■ Aim of the task
Pull out each line of the data that includes the word "icon".

■ Data to use
*** Begin section ***

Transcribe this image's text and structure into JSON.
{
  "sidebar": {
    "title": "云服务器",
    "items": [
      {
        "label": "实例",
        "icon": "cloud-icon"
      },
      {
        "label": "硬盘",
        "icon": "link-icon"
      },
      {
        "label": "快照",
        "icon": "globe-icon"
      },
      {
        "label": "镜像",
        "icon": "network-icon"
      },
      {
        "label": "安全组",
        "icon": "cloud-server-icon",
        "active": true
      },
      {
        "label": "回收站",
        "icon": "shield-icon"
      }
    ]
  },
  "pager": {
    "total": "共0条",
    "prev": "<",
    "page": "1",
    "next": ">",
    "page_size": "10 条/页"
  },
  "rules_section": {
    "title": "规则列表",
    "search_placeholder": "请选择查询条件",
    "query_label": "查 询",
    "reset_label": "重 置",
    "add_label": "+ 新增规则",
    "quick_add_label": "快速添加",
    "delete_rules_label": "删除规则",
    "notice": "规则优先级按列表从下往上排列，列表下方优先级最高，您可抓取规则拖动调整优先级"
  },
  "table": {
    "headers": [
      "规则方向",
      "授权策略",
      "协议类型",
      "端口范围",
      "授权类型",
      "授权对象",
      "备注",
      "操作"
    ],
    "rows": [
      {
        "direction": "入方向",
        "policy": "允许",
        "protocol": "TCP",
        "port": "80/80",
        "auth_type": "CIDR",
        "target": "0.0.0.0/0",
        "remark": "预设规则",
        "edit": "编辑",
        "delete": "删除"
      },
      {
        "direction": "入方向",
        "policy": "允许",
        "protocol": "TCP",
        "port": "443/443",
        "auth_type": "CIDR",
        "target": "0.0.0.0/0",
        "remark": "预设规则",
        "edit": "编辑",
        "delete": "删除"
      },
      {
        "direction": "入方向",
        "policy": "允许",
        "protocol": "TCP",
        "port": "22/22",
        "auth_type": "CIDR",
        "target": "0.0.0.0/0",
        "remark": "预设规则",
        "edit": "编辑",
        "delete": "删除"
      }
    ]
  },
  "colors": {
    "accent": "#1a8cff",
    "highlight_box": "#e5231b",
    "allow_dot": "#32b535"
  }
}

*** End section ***

■ Answer
        "icon": "cloud-icon"
        "icon": "link-icon"
        "icon": "globe-icon"
        "icon": "network-icon"
        "icon": "cloud-server-icon",
        "icon": "shield-icon"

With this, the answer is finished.